Interview Preparation 

Preparation for interviews is key, and as the saying goes “failing to prepare is preparing to fail.” This is very true so here are some pointers that will help you to prepare.

Company

Research the company on the internet, understand what they do, the market they are in and, if possible, who are their competitors. You are unlikely to be quizzed extensively, but you will be expected to know the basics. If you want to make notes on cards or in a notebook that is OK, a potential employer will not have a problem with this.

If you have been invited for interview directly by a company, ask what the format of the interview will be. Employers will not mind you asking, and it will help you better prepare.

If you are submitted by an agency ensure that you ask the same question, but also, as they will know their client, ask them about the culture of the company, as this will also help you prepare as you will understand more about their expectations.

Job Specs/Job Descriptions

In a perfect world there will always be a job description and person specification, but unfortunately this is not always the case. If not, do not panic, the employer will explain the role in the interview. It will not allow you to do a lot of preparation in this area, but in such circumstances review the advert and use that as a point of reference.

If there is a description/specification available review each point and compare it to your experience and skills. A good tip is to make notes as to where you gained that experience or skill, and if you can demonstrate of situations you will not go far wrong. To have it written down will help you, and again if you want to, take the notes with you. It will help you relax as you can always refer to them. It is not an issue to take notes in as you are showing the employer that you have thought about things and prepared.

Make sure you know your CV. It is likely that you will be asked to talk through it, so have a copy with you.

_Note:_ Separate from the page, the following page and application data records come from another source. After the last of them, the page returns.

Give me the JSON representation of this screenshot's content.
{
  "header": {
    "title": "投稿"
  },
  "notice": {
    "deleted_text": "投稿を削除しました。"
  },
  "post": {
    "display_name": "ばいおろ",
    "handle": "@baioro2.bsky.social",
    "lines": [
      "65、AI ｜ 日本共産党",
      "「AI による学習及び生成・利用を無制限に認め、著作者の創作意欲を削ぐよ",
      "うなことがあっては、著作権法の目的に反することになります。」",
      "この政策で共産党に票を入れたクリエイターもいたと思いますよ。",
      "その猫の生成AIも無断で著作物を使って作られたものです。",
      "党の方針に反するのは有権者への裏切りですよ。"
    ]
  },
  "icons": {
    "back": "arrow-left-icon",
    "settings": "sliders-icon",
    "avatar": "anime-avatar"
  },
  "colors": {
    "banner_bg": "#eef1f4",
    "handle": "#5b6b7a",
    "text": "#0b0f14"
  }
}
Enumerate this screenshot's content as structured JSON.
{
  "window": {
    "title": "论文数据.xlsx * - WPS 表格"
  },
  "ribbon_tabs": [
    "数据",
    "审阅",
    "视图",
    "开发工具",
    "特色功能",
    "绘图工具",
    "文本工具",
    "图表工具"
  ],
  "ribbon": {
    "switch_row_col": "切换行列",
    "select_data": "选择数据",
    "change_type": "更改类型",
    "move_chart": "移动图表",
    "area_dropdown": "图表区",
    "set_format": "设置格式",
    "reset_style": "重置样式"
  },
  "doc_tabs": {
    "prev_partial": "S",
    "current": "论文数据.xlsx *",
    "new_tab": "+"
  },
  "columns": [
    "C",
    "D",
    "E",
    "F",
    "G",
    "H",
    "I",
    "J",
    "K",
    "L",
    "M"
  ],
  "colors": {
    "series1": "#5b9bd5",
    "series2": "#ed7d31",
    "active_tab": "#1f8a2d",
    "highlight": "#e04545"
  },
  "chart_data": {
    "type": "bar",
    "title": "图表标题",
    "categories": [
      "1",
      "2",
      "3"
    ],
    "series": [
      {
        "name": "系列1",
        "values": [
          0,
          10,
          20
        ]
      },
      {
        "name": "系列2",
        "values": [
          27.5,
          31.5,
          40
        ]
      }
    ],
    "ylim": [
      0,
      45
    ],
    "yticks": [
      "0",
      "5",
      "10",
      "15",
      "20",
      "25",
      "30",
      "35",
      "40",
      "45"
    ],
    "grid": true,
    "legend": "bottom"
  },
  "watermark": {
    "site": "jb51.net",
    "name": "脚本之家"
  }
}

Prepare some questions. You may find that they have been answered during the interview but have them in your back pocket. If they ask if you have any questions tell them that you did, but they have been answered.

Different Types of Interview

Telephone Interview these are a quick way for employers and agencies to screen your suitability before submitting your details, if it is an agency, or inviting you to a face-to-face meeting if it’s a company. Telephone interviews tend to be relatively short and are used to establish your current situation, your motivations, what you are looking for and why you are looking for a new opportunity. Have all your preparation notes with you.

Physical face to face:

• Establish the company’s Covid protocols ie no hand shaking, social distancing etc

• Ensure you know where you are going

• Carry out a dry run if possible

• Clarify the dress code but if in doubt dress smartly

Virtual Face to Face

• Find a quiet place where there will be no interruptions

• Test your equipment to make sure it is working

• Dress smartly, you may be at home but treat it as a normal face to face meeting

Virtual interviews are becoming the new norm and everybody, including employers, are finding their feet, so it is something to be embraced, not feared. Making personal reference to your location can be an ice breaker and can help set the tone of the interview. These are strange times so use the changes to your advantage.

The types of questions that can be asked at these interviews include:

Verification these are effectively fact checking questions based on your CV.

Competency based  this is where you will be asked to explain or give examples of how you have dealt with particular situations which will link back to the job description and will enable the interviewer to match your experience against the role.

Behavioural these are to understand your approach to situations and give an insight to you as a person.

Nonsense these are not used as frequently but can include questions such as “if you were an animal, what animal would you be?” These are used to see how you think on your feet. 

Assessment Centres

Assessment centres are used most frequently when a client is looking for more than one person. It gives employers the chance to assess candidates’ skills and interactions within a group environment and make comparisons.

They are made up from a mixture of tasks and activities which are designed to assess certain skills. These can include groupwork, problem solving, presentations and psychometric tests. In most cases, when an assessment centre appointment is confirmed you will receive an agenda for the day, but not details of the tasks themselves unless they specifically want you to prepare something in advance.

Of course, now assessment centres are not being carried out due to the pandemic, but you never know, they may become virtual.

General Advice for all Interviews

• Prepare, prepare, prepare

• Be yourself

• Know what you want from the interview, do not forget, it is a two-way meeting

• Try not to be nervous and do not panic

• Try to enjoy the interview.

Post Interview

If you are submitted for a role by an agency always call them to give your feedback. They can feed your thoughts back to their client. You may want to ask them to pass on your thanks for the interviewer’s time, and they can do this either verbally or in writing.

If you applied direct and the interviewer gave you their contact details, send a thankyou email. It never does any harm to be polite.

With regards to chasing feedback, establish the timescales that have been set and chase it up.